▶ [Activity]:
To complete the exercise, write out all the data exactly.

[Element data from apps and pages]
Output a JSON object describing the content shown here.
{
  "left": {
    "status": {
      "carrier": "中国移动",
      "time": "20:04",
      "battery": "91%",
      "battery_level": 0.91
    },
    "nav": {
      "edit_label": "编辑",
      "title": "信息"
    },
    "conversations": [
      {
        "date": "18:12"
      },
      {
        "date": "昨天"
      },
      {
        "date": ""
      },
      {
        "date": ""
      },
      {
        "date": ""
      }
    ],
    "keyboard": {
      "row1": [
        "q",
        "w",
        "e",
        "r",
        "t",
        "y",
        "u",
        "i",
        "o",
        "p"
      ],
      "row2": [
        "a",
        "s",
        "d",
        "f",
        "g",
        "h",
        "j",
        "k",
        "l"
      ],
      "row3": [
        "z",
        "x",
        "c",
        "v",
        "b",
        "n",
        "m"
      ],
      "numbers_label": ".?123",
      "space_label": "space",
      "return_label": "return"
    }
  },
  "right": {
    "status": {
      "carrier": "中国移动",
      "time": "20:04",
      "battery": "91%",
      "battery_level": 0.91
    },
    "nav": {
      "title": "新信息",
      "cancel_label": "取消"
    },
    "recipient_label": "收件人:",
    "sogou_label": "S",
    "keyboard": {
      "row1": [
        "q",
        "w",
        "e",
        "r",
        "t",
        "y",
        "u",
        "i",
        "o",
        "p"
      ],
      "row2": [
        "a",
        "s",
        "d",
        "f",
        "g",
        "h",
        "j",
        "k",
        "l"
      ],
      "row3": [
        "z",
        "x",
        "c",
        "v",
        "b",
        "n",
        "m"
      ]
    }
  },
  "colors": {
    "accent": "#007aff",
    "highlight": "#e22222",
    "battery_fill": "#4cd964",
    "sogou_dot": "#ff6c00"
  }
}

▶ [Reply]:
Output a JSON object describing the content shown here.
{
  "left": {
    "status": {
      "carrier": "中国移动",
      "time": "20:04",
      "battery": "91%",
      "battery_level": 0.91
    },
    "nav": {
      "edit_label": "编辑",
      "title": "信息"
    },
    "conversations": [
      {
        "date": "18:12"
      },
      {
        "date": "昨天"
      },
      {
        "date": ""
      },
      {
        "date": ""
      },
      {
        "date": ""
      }
    ],
    "keyboard": {
      "row1": [
        "q",
        "w",
        "e",
        "r",
        "t",
        "y",
        "u",
        "i",
        "o",
        "p"
      ],
      "row2": [
        "a",
        "s",
        "d",
        "f",
        "g",
        "h",
        "j",
        "k",
        "l"
      ],
      "row3": [
        "z",
        "x",
        "c",
        "v",
        "b",
        "n",
        "m"
      ],
      "numbers_label": ".?123",
      "space_label": "space",
      "return_label": "return"
    }
  },
  "right": {
    "status": {
      "carrier": "中国移动",
      "time": "20:04",
      "battery": "91%",
      "battery_level": 0.91
    },
    "nav": {
      "title": "新信息",
      "cancel_label": "取消"
    },
    "recipient_label": "收件人:",
    "sogou_label": "S",
    "keyboard": {
      "row1": [
        "q",
        "w",
        "e",
        "r",
        "t",
        "y",
        "u",
        "i",
        "o",
        "p"
      ],
      "row2": [
        "a",
        "s",
        "d",
        "f",
        "g",
        "h",
        "j",
        "k",
        "l"
      ],
      "row3": [
        "z",
        "x",
        "c",
        "v",
        "b",
        "n",
        "m"
      ]
    }
  },
  "colors": {
    "accent": "#007aff",
    "highlight": "#e22222",
    "battery_fill": "#4cd964",
    "sogou_dot": "#ff6c00"
  }
}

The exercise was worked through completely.